Painter, potter, ceramic decorator and photographer, Mary Elizabeth Boyd, was born in Murrumbeena, Victoria, in 1926. Mary was a member of the Boyd family artistic dynasty which includes painters, sculptors, architects and other arts professionals, commencing with Boyd’s grandfather Arthur Merric Boyd, Boyd’s father William Merric and mother Doris (nee Gough), uncles Penleigh Boyd and Martin Boyd. Mary was the youngest sibling of:
- Lucy Evelyn Gough Boyd (1916–2009), painter, ceramic decorator,
- Arthur Merric Bloomfield Boyd (1920–1999), painter,
- Guy Martin à Beckett Boyd (1923–1988), early poet, potter and sculptor, and
- David Fielding Gough Boyd (1924–2011), potter and painter
Mary Boyd grew up with her creative siblings, at their home ‘Open Country‘, in the Melbourne south-eastern suburb of Murrumbeena, on what was then considered the rural outskirts of Melbourne. From an early age she appears as a subject in numerous paintings by her brother, Arthur Boyd (as shown above) and as a model for her other brother Guy’s sculptural work; and later for painter, potter, sculptor, and close family friend, John Perceval’s densely populated paintings.
She married Perceval, in November, 1944. They met through her brother Arthur. He and Perceval were friends who went on, like their contemporary, Sidney Nolan, to be members of the Angry Penguins group of avant-garde Australian artists and writers. Together, Mary and John Perceval had four children: Matthew, Tessa, Celia and Alice who all became painters. Their marriage was a difficult one, as Perceval battled alcoholism and schizophrenia throughout his life.
After their divorce, Mary married the famous Australian painter Sir Sidney Nolan, in 1978, becoming Lady Mary Nolan. Their marriage was less than two years after the suicide of Nolan’s second wife Cynthia, and love affair with Sunday Reed at Heide Gallery.
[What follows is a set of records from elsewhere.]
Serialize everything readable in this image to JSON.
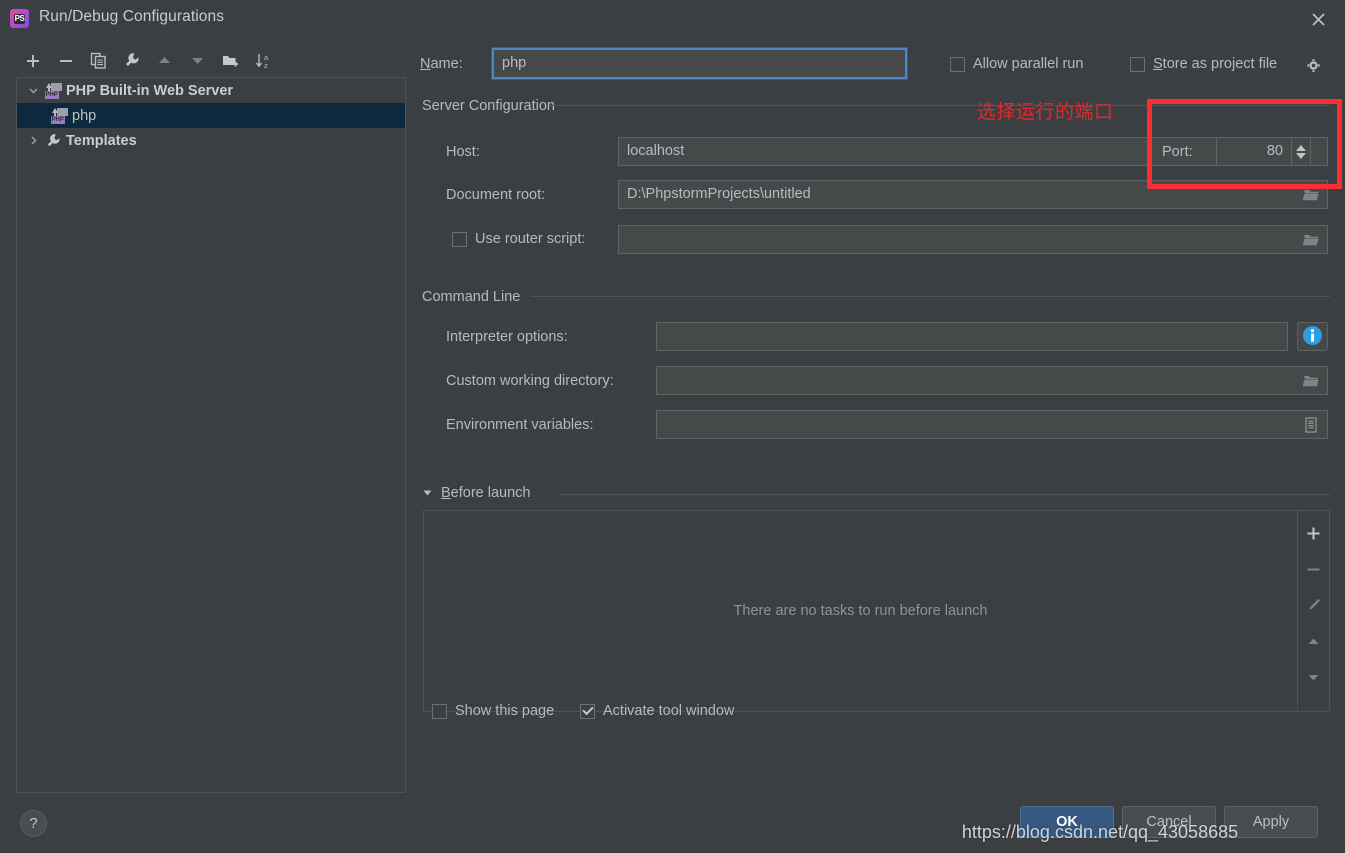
{
  "window": {
    "title": "Run/Debug Configurations",
    "app_icon": "phpstorm-icon",
    "close_label": "✕"
  },
  "toolbar": {
    "buttons": [
      {
        "name": "add-configuration-button",
        "icon": "plus-icon",
        "tooltip": "Add New Configuration"
      },
      {
        "name": "remove-configuration-button",
        "icon": "minus-icon",
        "tooltip": "Remove Configuration"
      },
      {
        "name": "copy-configuration-button",
        "icon": "copy-icon",
        "tooltip": "Copy Configuration"
      },
      {
        "name": "edit-templates-button",
        "icon": "wrench-icon",
        "tooltip": "Edit Templates"
      },
      {
        "name": "move-up-button",
        "icon": "arrow-up-icon",
        "tooltip": "Move Up"
      },
      {
        "name": "move-down-button",
        "icon": "arrow-down-icon",
        "tooltip": "Move Down"
      },
      {
        "name": "new-folder-button",
        "icon": "folder-add-icon",
        "tooltip": "Create New Folder"
      },
      {
        "name": "sort-button",
        "icon": "sort-alpha-icon",
        "tooltip": "Sort Configurations"
      }
    ]
  },
  "tree": {
    "items": [
      {
        "label": "PHP Built-in Web Server",
        "icon": "php-server-icon",
        "expanded": true,
        "selected": false,
        "level": 0
      },
      {
        "label": "php",
        "icon": "php-server-icon",
        "expanded": null,
        "selected": true,
        "level": 1
      },
      {
        "label": "Templates",
        "icon": "wrench-icon",
        "expanded": false,
        "selected": false,
        "level": 0
      }
    ]
  },
  "form": {
    "name_label": "Name:",
    "name_value": "php",
    "allow_parallel_run": {
      "label": "Allow parallel run",
      "checked": false
    },
    "store_as_project_file": {
      "label": "Store as project file",
      "checked": false
    },
    "gear_icon": "gear-icon",
    "server_configuration": {
      "title": "Server Configuration",
      "host_label": "Host:",
      "host_value": "localhost",
      "port_label": "Port:",
      "port_value": "80",
      "document_root_label": "Document root:",
      "document_root_value": "D:\\PhpstormProjects\\untitled",
      "use_router_script_label": "Use router script:",
      "use_router_script_checked": false,
      "router_script_value": ""
    },
    "command_line": {
      "title": "Command Line",
      "interpreter_options_label": "Interpreter options:",
      "interpreter_options_value": "",
      "custom_working_directory_label": "Custom working directory:",
      "custom_working_directory_value": "",
      "environment_variables_label": "Environment variables:",
      "environment_variables_value": ""
    },
    "before_launch": {
      "title": "Before launch",
      "empty_message": "There are no tasks to run before launch",
      "side_buttons": [
        {
          "name": "before-launch-add-button",
          "icon": "plus-icon"
        },
        {
          "name": "before-launch-remove-button",
          "icon": "minus-icon"
        },
        {
          "name": "before-launch-edit-button",
          "icon": "pencil-icon"
        },
        {
          "name": "before-launch-move-up-button",
          "icon": "arrow-up-icon"
        },
        {
          "name": "before-launch-move-down-button",
          "icon": "arrow-down-icon"
        }
      ],
      "show_this_page": {
        "label": "Show this page",
        "checked": false
      },
      "activate_tool_window": {
        "label": "Activate tool window",
        "checked": true
      }
    }
  },
  "footer": {
    "help_label": "?",
    "ok_label": "OK",
    "cancel_label": "Cancel",
    "apply_label": "Apply"
  },
  "annotation": {
    "text": "选择运行的端口",
    "color": "#fc2d33"
  },
  "watermark": {
    "text": "https://blog.csdn.net/qq_43058685"
  }
}
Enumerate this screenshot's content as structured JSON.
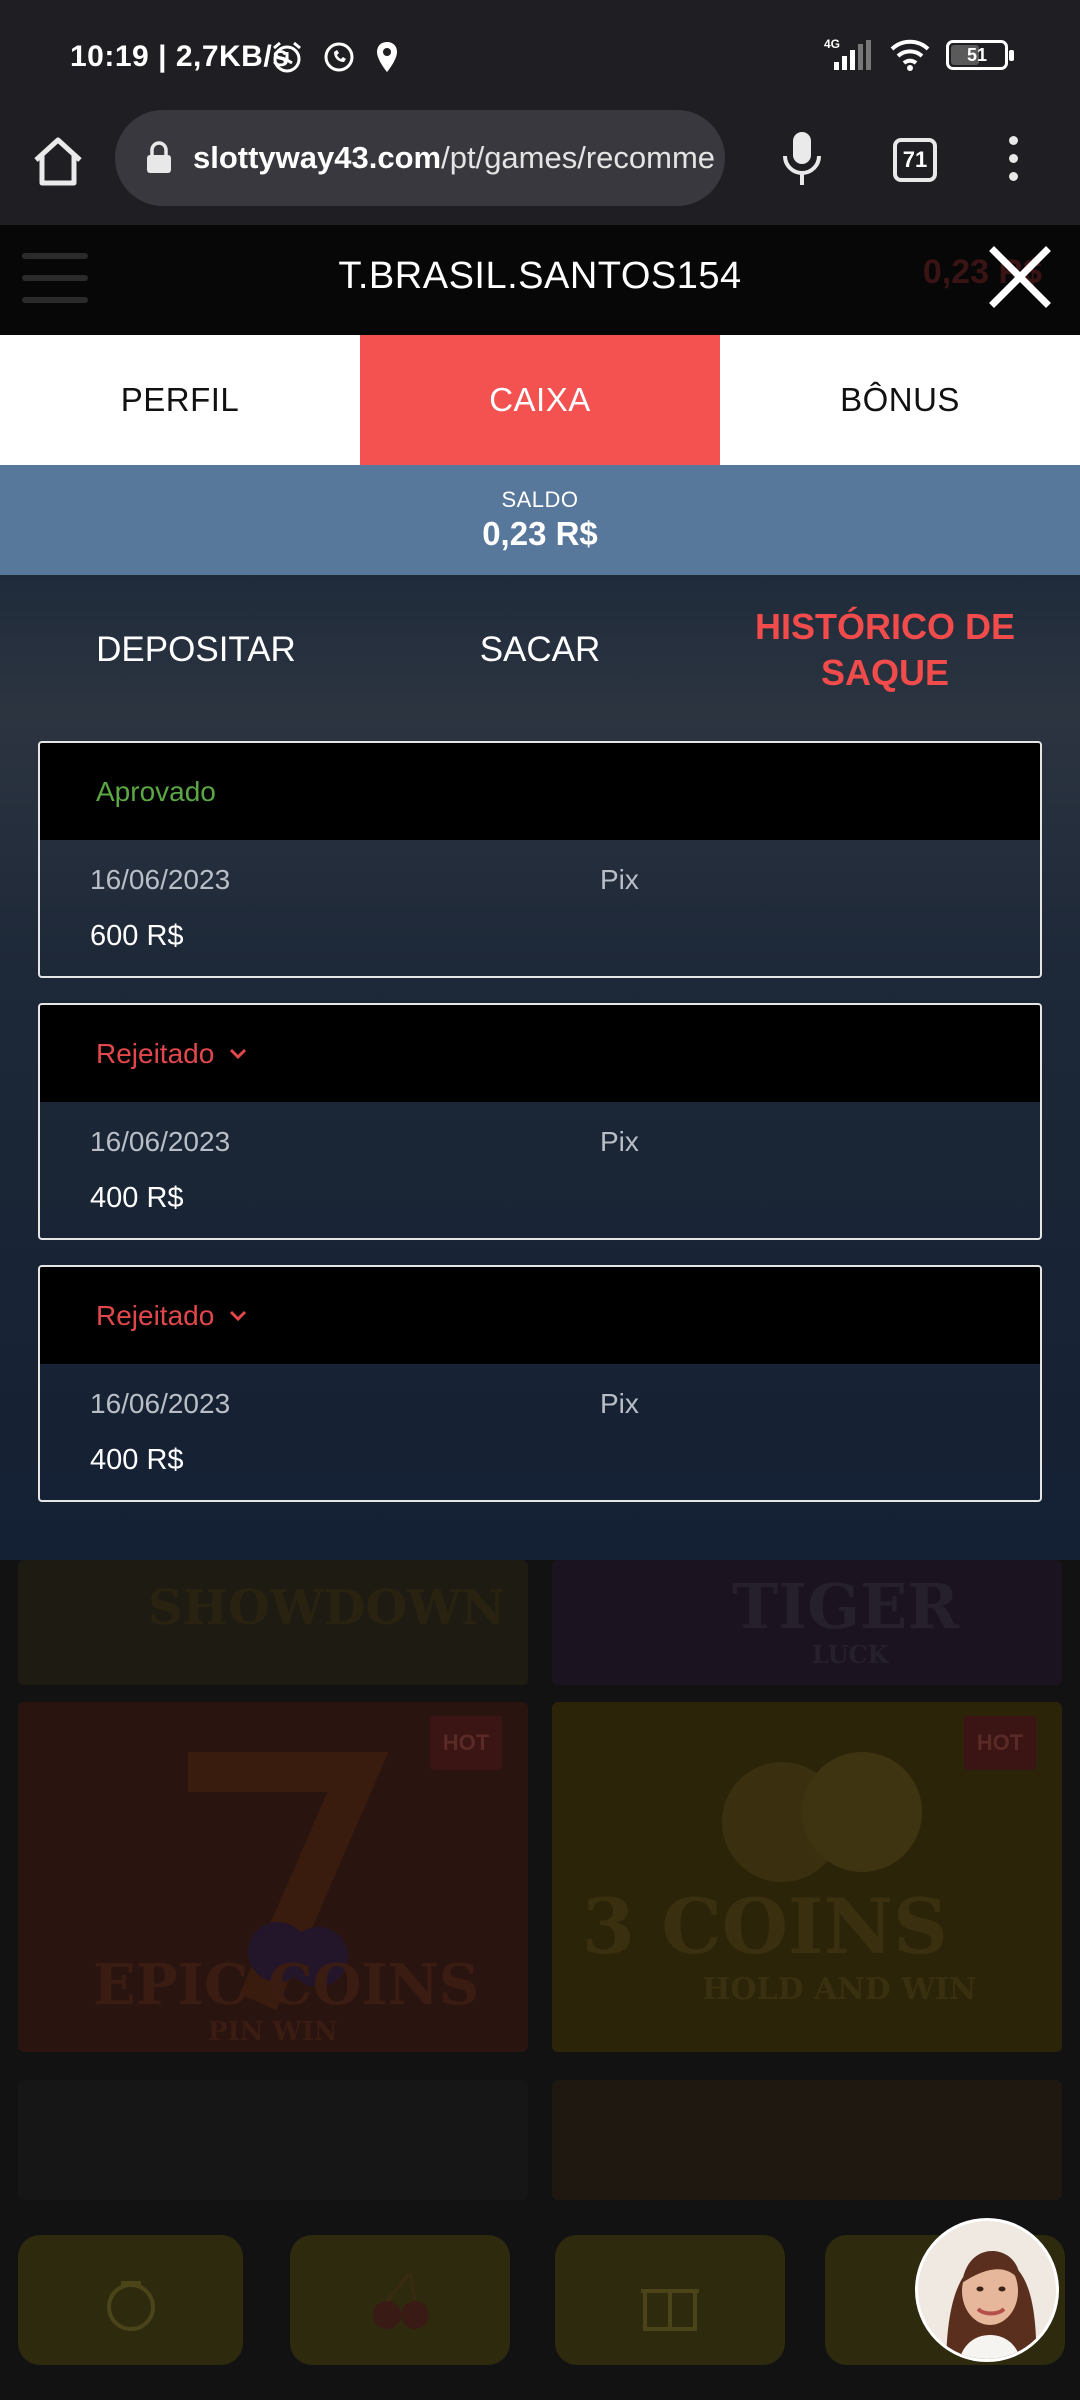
{
  "status_bar": {
    "time": "10:19",
    "speed": "2,7KB/s",
    "network": "4G",
    "battery": "51"
  },
  "browser": {
    "url_domain": "slottyway43.com",
    "url_path": "/pt/games/recomme",
    "tab_count": "71"
  },
  "modal": {
    "title": "T.BRASIL.SANTOS154",
    "bg_amount": "0,23 R$"
  },
  "main_tabs": [
    {
      "label": "PERFIL",
      "active": false
    },
    {
      "label": "CAIXA",
      "active": true
    },
    {
      "label": "BÔNUS",
      "active": false
    }
  ],
  "balance": {
    "label": "SALDO",
    "value": "0,23 R$"
  },
  "sub_tabs": [
    {
      "label": "DEPOSITAR"
    },
    {
      "label": "SACAR"
    },
    {
      "label": "HISTÓRICO DE SAQUE",
      "active": true
    }
  ],
  "withdrawals": [
    {
      "status": "Aprovado",
      "date": "16/06/2023",
      "method": "Pix",
      "amount": "600 R$"
    },
    {
      "status": "Rejeitado",
      "date": "16/06/2023",
      "method": "Pix",
      "amount": "400 R$"
    },
    {
      "status": "Rejeitado",
      "date": "16/06/2023",
      "method": "Pix",
      "amount": "400 R$"
    }
  ],
  "background_games": {
    "showdown": "SHOWDOWN",
    "tiger": "TIGER",
    "tiger_sub": "LUCK",
    "epic_coins": "EPIC COINS",
    "epic_sub": "PIN WIN",
    "coins_3": "3 COINS",
    "coins_sub": "HOLD AND WIN",
    "hot_badge": "HOT"
  },
  "colors": {
    "accent": "#f45151",
    "balance_bg": "#57779b",
    "approved": "#5aa744",
    "rejected": "#e2474b"
  }
}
Sidney and Mary’s marriage caused a rift with Nolan’s friend, the author Patrick White, who criticised him for the speed with which he moved on, in his memoir, Flaws in the Glass.
Mary and Sidney Nolan, established the Sidney Nolan Trust at their estate The Rodd, in Wales, United Kingdom, where they welcomed many Australian artists and members of the art world, but they never lost contact with Australia.
- Together with her siblings, Mary gifted a large number of works by their father William Merric Boyd to the Australian national collections. It was her way of recognising their father’s achievement, as well as being a family tradition, of making artistically inspired philanthropic contributions to the nation.
- Mary’s legacy and salvation continued through her enduring passion and commitment to the visual arts, by allowing Australian galleries to promote the images of Sidney Nolan’s works.
After Sidney Nolan’s death in 1992, Mary relinquished her Australian citizenship, but continued to pursue Sidney Nolan’s legacy and in 2004 she won a bitter Supreme Court dispute with his adopted daughter, Jinx Nolan, over the ownership of his works.
- Lady Mary Nolan died peacefully at The Rodd in Wales in 2016, at the age of 89. She is survived by her four children from her marriage to John Perceval.
Artwork by Mary Boyd – Abandoned Miner’s Hut (1956) and Arthur Boyd’s – Mary Boyd portrait.
“Is It Art?”